Arab writers named King Surid as the one who, having learned of the
coming flood in a dream, erected the Pyramids as vaults to protect
antediluvian books and artifacts.
Among the reporters of this particular legend are the astrologer
Abumasar Balkhi, historian Abd al-Hokm, al-Masudi, and Ibrahim
al-Maqrizi as mentioned earlier, all suggesting that Surid was Hermes or
Hermes Trismegistus was either a contemporary of Moses, or the third in a
line of men named Hermes, i.e. Enoch, Noah, and the Egyptian
priest-king who is known to us as Hermes Trismegistus on account of
being the greatest priest, philosopher, and king.
Staniland Wake writes in the Origin and Significance of the Great Pyramid
that Masoudi who died in the year 967 A.D., professes to relate the
Coptic tradition, which says, “that Surid Ben Shaluk Ben Sermuni Ben
Termidun Ben Tedresan Ben Sal, one of the kings of Egypt before the
Flood, built the two great pyramids; and notwithstanding they were
subsequently named after a person called Shed-dad Ben Ad, that they were
not built by the Adites, who could not conquer Egypt, on account of the
powers which the Egyptians possessed by means of enchantment; that the
reason for building the Pyramids was the following dream, which happened
to Surid three hundred years previous to the Flood.
Masoudi describes the guardians assigned by the king to each pyramid.
“The guardian of the eastern pyramid was an idol of speckled granite,
standing upright, with a weapon like a spear in his hand; a serpent was
wreathed round his head, which seized upon and strangled whoever
approached, by twisting round his neck, when it again returned to its
former position upon the idol. . . . When everything was finished, he
caused the Pyramids to be haunted with living spirits; and offered up

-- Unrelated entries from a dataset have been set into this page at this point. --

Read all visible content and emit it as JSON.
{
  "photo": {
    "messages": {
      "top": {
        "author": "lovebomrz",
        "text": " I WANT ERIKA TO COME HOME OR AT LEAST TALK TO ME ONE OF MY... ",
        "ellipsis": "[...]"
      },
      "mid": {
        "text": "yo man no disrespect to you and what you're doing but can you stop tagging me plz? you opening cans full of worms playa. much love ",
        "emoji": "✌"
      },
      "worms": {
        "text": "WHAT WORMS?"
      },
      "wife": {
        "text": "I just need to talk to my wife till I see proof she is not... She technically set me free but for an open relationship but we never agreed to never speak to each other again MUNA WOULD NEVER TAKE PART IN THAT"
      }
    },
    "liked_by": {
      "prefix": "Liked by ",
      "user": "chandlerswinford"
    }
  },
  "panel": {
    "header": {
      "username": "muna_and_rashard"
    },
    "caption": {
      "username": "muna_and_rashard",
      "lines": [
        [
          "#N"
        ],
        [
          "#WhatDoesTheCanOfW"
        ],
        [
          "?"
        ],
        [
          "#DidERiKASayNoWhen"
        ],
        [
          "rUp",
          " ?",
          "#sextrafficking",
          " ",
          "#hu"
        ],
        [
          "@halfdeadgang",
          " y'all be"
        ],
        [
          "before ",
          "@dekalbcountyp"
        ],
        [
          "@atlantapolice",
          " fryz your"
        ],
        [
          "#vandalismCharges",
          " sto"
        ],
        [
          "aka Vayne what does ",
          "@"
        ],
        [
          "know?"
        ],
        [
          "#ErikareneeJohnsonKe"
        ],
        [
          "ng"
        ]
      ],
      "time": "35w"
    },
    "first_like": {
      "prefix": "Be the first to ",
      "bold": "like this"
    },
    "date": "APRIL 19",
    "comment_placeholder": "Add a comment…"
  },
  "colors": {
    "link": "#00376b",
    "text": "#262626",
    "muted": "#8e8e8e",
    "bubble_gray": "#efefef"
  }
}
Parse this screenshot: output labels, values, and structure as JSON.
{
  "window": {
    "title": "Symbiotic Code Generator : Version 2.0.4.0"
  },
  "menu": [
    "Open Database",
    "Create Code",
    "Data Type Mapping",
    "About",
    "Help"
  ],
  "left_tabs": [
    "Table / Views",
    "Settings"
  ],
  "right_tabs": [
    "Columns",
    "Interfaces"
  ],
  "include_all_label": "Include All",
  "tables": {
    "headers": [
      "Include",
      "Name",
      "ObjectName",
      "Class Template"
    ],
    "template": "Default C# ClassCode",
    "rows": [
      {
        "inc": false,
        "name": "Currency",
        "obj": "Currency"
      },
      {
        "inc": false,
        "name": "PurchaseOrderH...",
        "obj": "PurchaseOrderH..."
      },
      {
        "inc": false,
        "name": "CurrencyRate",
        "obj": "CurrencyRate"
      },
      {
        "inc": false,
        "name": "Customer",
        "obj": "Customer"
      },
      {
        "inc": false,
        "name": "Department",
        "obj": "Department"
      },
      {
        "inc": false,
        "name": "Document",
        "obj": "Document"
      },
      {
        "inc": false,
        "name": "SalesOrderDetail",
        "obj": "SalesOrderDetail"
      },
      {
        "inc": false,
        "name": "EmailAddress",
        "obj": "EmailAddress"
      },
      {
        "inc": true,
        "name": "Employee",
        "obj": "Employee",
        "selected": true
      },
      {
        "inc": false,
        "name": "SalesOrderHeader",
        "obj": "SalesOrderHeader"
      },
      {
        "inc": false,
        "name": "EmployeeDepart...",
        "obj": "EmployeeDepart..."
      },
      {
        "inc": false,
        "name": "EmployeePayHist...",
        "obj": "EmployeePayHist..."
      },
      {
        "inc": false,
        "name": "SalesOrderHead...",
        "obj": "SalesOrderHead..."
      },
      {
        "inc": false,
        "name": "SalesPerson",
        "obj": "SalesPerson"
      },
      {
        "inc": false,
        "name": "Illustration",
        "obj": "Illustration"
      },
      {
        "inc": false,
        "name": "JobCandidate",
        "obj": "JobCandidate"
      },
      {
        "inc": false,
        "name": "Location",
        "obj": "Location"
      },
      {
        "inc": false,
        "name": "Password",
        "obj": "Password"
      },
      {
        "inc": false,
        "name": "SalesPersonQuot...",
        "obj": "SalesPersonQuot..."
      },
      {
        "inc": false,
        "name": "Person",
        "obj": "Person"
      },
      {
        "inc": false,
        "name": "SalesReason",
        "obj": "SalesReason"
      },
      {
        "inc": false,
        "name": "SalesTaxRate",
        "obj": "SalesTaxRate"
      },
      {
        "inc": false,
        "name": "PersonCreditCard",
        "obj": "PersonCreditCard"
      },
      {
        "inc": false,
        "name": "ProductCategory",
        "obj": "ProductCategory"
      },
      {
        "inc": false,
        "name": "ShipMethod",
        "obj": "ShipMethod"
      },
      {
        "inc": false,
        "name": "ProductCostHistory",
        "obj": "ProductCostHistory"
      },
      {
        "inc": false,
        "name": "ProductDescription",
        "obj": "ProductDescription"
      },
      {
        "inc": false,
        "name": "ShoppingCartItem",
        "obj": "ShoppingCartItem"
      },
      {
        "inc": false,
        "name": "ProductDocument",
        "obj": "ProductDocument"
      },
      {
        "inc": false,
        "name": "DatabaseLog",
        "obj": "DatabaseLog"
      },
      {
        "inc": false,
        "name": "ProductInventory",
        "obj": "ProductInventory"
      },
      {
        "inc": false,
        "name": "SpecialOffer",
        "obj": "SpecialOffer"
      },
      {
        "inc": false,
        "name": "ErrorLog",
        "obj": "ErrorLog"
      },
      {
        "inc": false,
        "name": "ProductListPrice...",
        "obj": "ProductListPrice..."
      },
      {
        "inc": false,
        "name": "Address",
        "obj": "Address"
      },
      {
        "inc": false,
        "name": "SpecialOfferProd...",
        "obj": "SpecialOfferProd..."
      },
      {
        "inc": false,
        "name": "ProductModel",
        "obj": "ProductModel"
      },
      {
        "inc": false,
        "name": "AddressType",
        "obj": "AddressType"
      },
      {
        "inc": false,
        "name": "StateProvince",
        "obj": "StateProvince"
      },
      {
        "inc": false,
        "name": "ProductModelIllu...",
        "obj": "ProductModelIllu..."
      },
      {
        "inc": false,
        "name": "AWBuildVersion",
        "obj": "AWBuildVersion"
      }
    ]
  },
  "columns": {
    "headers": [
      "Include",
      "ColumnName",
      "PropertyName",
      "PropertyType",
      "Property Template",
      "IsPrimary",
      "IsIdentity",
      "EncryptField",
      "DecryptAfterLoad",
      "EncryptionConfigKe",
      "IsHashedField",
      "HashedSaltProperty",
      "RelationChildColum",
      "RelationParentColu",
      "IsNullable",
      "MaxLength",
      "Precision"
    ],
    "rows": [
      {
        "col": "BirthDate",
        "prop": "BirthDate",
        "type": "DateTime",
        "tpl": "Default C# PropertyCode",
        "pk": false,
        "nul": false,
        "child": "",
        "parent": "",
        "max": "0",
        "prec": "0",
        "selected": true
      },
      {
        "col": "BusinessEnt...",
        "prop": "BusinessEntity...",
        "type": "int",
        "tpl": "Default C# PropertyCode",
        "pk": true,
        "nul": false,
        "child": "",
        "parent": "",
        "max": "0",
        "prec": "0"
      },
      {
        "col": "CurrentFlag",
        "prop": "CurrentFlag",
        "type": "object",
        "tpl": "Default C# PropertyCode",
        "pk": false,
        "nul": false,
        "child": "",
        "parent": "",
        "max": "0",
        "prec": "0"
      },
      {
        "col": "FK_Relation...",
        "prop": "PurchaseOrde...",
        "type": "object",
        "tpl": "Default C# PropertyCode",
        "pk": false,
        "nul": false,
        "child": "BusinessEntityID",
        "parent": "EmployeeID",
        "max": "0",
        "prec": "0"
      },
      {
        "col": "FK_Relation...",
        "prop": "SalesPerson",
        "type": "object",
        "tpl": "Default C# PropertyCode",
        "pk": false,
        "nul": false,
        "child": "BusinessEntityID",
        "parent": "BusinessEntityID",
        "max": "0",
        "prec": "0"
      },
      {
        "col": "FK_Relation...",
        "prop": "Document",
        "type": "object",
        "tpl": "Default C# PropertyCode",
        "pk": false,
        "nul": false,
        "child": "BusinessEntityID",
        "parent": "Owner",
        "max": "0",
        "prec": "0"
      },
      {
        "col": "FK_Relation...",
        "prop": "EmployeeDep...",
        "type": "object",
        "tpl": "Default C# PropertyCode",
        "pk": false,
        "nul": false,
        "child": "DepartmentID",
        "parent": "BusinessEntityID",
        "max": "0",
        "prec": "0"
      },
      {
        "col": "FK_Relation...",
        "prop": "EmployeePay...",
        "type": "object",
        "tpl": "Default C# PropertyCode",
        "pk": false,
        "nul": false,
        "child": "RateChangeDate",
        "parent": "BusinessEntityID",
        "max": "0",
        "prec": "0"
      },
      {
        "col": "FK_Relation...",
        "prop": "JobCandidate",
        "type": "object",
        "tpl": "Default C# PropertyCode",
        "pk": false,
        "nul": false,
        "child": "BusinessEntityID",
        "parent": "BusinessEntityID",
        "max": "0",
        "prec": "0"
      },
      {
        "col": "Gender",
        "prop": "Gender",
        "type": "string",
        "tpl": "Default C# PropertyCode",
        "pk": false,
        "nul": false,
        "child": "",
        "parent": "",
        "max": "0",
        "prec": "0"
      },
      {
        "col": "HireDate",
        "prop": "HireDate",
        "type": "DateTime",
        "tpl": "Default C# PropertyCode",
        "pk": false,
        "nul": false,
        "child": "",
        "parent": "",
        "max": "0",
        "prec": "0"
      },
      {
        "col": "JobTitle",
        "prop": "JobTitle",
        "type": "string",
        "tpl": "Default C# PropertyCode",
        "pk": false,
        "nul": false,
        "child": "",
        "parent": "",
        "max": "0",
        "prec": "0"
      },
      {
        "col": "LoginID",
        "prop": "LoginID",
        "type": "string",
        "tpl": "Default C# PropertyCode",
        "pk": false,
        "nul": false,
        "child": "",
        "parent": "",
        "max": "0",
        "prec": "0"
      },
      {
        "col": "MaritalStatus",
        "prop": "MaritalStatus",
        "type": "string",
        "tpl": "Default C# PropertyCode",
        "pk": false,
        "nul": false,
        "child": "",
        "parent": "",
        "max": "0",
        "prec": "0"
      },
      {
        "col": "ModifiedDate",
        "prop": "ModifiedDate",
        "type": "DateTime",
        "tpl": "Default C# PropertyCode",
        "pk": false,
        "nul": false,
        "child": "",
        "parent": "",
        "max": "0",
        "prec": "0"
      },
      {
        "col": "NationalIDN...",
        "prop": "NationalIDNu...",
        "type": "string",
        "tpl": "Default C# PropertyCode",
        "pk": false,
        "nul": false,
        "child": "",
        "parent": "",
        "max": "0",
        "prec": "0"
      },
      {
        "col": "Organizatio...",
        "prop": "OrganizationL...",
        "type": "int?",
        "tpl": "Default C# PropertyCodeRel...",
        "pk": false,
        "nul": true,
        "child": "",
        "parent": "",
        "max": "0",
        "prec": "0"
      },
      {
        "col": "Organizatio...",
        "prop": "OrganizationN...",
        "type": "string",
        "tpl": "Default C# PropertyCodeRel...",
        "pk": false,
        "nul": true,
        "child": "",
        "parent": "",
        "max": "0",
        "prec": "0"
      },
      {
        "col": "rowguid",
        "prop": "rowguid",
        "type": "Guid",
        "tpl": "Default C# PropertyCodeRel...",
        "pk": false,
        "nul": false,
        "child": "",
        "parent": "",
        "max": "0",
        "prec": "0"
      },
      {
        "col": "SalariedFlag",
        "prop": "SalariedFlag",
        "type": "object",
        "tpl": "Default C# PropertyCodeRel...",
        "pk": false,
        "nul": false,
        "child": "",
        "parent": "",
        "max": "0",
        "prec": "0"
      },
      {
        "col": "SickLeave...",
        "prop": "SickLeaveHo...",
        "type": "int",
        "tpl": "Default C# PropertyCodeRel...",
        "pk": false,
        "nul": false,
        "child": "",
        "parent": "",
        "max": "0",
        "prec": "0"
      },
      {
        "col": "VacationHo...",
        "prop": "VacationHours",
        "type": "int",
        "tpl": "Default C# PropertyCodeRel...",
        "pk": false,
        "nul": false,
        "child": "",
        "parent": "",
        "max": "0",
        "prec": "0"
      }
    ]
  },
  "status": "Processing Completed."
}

sacrifices to prevent the intrusion of strangers, and of all persons
excepting those who by their conduct were worthy of admission.”
The author then says, that, according to the Coptic account, the
following passage was inscribed, in Arabic, upon the Pyramids: “I, Surid
the King, have built these Pyramids, and have finished them in
sixty-one years. Let him, who comes after me, and imagines himself a
king like me, attempt to destroy them in six hundred. To destroy is
easier than to build. I have clothed them with silk: let him try to
cover them with mats.”
As noted by Wake, Surid may be the same as Suphis or Cheops, as in a
papyrus said to have been found in the monastery of Abou-Hormeis, Surid
is said to have been buried in the Eastern (Great) Pyramid, his brother
Haukith in the western, and his nephew Karwars in the smaller pyramid.
(Vyse, “Operations,” etc., vol. ii. p. 332.)—Surid appears to be given
in the list of Manetho, under the name of Sôris, as the first king of
the fourth dynasty. This king is, however, treated by M. Lenormant as
non-historical. (Sec List of the Kings of Egypt, “Histoire Ancienne de
l’Orient,” tom. ii. p. 430), and he refers to Khoufou (Suphis) the
tablet at the mouth of the ancient mine at Sinai, which English
Egyptologists ascribe to Soris (Shuré). The name of this king is also
said to have been found in the tombs near Ghizeh, and in the quarry
marks of the northern pyramid of Abou-Seir, which is, therefore, thought
to be his tomb. (Sir J. G. ‘Wilkinson, in Rawlinson’s “Herodotus,” vol.
ii. p. 344, 346).